Lots is going on over at the Farm at Walker Jones. The herbs and greens that we planted late and mid summer- collards, kale and chard are thriving in the cooler damper weather. We have harvested dozens of Racer pumpkins and there are still more than a dozen left. They have been the starting point for many school snacks such as pumpkin bread, pumpkin pizza, pumpkin cookies, roasted pumpkin seeds with raisins...Recently planted turnips, carrots, claytonia, salad mache and black seeded simpson lettuce have replaced many of the mid summer crops. We plan to put winter hoops over part of the farm so we can continue to grow and harvest during the cooler months. Neighbors and students have been taking food home with them. We used some farm ingredients to cook for the Walker Jones Back to School Night, some of the classes are eating school snacks made from farm produce and excess produce has been donated to DC Central Kitchen. Saturdays from 9:00 to noon have become our volunteer day, we have a great turn out, get lots of work done and it's fun...no prior farming/garden experience necessary...just show up and there are usually snacks provided. A teacher from WJ, Mr. LaRue has set up a bike clinic during volunteer Saturdays and has been fixing bikes for anyone with a bike problem.
Since the school year started classes have been coming out to the Farm regularly to participate in various farm activities that are coordinated with classroom curriculum. Younger kids are counting and observing, older kids are learning about various components of soil and doing math calculations...
The last couple of weeks have had some indoor days and we started setting up a kitchen classroom that we plan to use throughout the winter. We are cooking with Farm ingredients and bringing the outside lessons inside. The below post from the Walker Jones Farm Blog gives a little taste of what has been going on and what is to come for the colder months ahead.
Ms. Camp’s third grade class made their first trip down to the emerging kitchen classroom on the first floor today. Several other classes have been there before them as the weather has turned wet and chilly during these early fall days, and I believe the children’s assessment of this new feature of our farming program sounds something like this coming from little lips – “Yum!”
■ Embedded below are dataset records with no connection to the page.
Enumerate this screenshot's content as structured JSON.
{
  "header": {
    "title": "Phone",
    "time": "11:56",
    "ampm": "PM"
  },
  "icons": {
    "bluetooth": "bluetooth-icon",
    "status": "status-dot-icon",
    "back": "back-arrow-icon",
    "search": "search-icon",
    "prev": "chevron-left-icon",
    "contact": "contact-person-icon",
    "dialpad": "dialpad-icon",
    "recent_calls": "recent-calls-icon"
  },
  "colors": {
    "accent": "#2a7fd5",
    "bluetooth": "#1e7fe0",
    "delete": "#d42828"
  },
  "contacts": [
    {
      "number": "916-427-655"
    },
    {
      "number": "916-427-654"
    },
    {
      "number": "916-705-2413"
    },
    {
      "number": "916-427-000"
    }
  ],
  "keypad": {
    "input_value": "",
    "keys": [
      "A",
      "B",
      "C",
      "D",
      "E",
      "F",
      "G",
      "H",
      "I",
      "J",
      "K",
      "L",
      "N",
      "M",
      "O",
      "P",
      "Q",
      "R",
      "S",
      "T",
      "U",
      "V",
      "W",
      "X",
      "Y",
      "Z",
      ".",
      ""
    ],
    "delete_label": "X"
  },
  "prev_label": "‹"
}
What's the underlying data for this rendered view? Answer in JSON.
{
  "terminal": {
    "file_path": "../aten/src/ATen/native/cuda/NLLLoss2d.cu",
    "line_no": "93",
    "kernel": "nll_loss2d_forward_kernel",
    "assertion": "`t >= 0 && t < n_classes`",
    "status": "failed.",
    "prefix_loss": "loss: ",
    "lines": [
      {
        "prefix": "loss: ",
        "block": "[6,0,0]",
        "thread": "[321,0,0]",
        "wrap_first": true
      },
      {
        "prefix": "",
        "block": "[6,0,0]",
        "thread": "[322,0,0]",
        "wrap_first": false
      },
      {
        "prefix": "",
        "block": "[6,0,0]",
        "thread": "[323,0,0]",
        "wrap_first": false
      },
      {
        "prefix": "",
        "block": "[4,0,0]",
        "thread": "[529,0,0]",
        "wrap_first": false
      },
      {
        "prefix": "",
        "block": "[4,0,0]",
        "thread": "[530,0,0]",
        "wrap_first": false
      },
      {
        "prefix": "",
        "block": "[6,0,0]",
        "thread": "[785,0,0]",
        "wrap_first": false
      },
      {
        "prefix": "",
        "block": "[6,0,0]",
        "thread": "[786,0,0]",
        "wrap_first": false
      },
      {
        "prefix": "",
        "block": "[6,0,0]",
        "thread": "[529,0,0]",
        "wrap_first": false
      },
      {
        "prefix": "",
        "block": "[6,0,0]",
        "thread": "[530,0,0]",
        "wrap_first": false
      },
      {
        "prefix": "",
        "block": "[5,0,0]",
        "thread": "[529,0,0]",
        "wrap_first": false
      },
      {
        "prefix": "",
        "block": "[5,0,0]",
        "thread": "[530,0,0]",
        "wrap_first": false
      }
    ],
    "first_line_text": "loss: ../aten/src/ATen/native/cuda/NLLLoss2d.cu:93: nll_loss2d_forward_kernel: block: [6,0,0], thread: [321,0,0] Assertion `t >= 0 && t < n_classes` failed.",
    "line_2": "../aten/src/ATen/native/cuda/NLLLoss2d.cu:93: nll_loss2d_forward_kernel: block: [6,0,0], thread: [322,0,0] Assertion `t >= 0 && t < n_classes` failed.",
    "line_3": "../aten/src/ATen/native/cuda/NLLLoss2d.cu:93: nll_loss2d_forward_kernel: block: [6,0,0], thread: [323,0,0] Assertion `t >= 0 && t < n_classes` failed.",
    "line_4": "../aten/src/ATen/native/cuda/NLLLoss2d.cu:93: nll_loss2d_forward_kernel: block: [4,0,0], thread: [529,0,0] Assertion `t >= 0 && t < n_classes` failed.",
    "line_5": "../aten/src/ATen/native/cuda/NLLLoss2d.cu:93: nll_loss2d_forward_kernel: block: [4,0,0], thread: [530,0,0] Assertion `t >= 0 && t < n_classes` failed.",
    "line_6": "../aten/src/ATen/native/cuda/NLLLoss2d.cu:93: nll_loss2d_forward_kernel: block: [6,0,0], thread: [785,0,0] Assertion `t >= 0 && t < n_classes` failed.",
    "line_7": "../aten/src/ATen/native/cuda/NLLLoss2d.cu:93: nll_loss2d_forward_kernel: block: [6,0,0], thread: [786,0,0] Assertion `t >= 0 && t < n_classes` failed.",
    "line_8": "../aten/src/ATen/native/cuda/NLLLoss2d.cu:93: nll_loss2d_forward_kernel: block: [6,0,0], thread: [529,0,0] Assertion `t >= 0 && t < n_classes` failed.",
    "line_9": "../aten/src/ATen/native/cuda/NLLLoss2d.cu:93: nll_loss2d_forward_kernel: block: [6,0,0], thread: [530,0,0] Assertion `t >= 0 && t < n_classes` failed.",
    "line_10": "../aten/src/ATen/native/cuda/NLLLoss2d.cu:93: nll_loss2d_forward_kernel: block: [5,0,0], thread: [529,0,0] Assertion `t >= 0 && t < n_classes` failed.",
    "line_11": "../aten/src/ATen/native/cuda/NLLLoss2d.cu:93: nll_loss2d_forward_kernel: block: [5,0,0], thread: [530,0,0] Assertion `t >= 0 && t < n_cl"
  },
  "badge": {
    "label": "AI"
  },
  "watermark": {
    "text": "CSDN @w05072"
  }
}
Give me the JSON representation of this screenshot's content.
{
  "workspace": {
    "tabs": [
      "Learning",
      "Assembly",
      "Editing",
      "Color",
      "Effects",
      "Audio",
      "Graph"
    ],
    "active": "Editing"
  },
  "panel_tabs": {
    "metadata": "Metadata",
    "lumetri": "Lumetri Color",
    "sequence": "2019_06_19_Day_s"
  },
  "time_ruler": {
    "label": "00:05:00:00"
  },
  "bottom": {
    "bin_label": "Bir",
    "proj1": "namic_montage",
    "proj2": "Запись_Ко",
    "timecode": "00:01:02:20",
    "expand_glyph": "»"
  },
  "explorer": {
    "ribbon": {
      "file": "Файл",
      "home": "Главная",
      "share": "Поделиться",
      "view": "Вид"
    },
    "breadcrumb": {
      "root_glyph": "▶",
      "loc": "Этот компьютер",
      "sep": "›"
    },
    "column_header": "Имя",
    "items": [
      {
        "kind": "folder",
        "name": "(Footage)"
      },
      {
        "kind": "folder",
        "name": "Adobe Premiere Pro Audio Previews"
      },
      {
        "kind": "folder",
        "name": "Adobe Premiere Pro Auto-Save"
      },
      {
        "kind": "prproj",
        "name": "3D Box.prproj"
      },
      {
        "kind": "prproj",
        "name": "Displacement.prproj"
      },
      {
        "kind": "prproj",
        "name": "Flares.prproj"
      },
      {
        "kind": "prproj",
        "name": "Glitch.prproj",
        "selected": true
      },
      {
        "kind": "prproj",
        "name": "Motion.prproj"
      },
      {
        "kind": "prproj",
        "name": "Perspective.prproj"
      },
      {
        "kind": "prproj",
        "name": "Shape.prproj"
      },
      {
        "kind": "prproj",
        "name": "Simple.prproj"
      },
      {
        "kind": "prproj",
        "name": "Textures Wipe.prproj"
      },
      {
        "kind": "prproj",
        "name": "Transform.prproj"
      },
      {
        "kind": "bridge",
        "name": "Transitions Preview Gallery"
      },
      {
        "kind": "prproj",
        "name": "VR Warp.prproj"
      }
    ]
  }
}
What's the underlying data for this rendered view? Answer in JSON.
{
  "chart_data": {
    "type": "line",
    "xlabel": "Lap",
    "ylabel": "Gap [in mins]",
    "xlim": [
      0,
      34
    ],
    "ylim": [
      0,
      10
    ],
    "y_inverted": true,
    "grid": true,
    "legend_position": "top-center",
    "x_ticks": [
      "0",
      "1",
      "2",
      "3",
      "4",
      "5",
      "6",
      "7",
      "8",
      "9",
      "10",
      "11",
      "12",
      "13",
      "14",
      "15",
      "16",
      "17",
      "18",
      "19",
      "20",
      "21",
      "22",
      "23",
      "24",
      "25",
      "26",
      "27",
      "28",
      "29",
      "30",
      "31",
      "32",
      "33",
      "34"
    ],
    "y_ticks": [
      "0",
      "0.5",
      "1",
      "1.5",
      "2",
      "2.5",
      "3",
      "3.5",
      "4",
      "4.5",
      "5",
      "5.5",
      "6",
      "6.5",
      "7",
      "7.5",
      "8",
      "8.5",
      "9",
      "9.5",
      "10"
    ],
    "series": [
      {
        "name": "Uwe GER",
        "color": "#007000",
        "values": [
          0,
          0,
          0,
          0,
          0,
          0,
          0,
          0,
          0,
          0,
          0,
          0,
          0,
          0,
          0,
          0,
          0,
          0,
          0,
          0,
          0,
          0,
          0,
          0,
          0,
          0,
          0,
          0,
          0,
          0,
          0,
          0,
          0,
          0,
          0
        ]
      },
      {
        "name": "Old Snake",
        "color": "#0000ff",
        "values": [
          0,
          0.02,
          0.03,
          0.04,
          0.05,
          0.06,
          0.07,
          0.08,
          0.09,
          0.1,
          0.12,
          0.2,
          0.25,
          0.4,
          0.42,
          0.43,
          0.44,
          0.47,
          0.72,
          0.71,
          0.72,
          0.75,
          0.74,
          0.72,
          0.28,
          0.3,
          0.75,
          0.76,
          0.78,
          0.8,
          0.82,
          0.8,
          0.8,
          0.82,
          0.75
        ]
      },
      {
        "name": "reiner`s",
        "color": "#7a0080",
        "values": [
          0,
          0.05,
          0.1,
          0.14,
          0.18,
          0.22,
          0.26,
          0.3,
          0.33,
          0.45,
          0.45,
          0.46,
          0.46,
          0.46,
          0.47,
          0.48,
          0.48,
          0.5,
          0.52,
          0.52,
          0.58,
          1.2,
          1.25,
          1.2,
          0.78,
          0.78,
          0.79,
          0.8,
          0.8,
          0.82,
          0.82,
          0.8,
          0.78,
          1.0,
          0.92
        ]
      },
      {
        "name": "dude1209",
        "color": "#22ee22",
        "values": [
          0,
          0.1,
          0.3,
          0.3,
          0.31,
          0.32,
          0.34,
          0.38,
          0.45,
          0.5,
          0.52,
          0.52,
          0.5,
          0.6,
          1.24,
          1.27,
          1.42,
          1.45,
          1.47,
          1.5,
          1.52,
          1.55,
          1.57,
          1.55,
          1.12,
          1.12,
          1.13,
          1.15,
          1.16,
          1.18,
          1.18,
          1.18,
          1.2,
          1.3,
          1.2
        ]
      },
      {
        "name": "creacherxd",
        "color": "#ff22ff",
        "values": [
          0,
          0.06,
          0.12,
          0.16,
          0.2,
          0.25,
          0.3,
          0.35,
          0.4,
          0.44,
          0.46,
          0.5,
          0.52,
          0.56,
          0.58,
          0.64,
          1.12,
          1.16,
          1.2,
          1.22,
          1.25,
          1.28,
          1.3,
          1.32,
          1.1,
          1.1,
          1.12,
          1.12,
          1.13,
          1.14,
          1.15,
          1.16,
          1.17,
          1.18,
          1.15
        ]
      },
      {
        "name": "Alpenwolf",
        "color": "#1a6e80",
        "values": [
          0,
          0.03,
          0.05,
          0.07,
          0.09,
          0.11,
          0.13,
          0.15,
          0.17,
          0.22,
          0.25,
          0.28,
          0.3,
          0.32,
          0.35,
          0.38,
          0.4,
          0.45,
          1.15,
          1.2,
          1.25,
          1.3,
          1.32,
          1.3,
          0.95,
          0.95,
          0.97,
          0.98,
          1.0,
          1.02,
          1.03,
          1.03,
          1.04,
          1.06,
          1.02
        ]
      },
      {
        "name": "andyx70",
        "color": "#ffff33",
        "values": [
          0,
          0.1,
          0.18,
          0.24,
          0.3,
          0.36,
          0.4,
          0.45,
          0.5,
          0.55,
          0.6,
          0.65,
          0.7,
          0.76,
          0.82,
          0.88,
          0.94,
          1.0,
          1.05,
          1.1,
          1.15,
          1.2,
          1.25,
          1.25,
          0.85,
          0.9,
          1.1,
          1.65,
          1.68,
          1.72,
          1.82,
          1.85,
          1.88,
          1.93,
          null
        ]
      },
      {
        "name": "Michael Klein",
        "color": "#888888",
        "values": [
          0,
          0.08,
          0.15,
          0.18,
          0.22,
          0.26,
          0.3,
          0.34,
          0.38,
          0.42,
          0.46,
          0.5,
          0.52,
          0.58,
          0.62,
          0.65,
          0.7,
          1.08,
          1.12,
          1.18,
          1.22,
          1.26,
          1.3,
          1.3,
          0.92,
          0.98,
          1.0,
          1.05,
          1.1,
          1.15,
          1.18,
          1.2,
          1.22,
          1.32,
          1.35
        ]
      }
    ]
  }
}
Farmer John began with a run through of all the safety tips necessary for this type of exercise. “No one touches the chef’s knives. Not yet. By the end of the year, all of you will be cutting up food, but not yet.” There were also reminders about crowding and being careful about the induction burners and the edges of the pans. Every head in the class nodded in agreement, every voice sounded their understanding. And then the fun began.
Everyone watched as John sliced the apples, and showed the students the ingredients that would make up their snack today – kale, apples, sunflower seeds, raisins, oil, salt and pepper. They tasted each of the ingredients individually before the cooking began. To mixed reviews. Especially concerning the raw kale.
Then the students lined up to each side of the table and took turns adding the ingredients to the pans as John tossed and tossed and stirred a little.
The smells filled the room. The kids took up the forks. And as John loaded up two large plates for all to share, I took off down the hall to deliver a taste to Principal Martin. Who loved it and left not a spot of food in the bowl.
I raced back down the stairs from where I had found Ms. Martin, anxious to try a bite of third grade culinary magic. But this is what I found.
I imagine it tasted wonderful. At least twenty or so smiling faces would seem to suggest so. Who said kids won’t eat kale?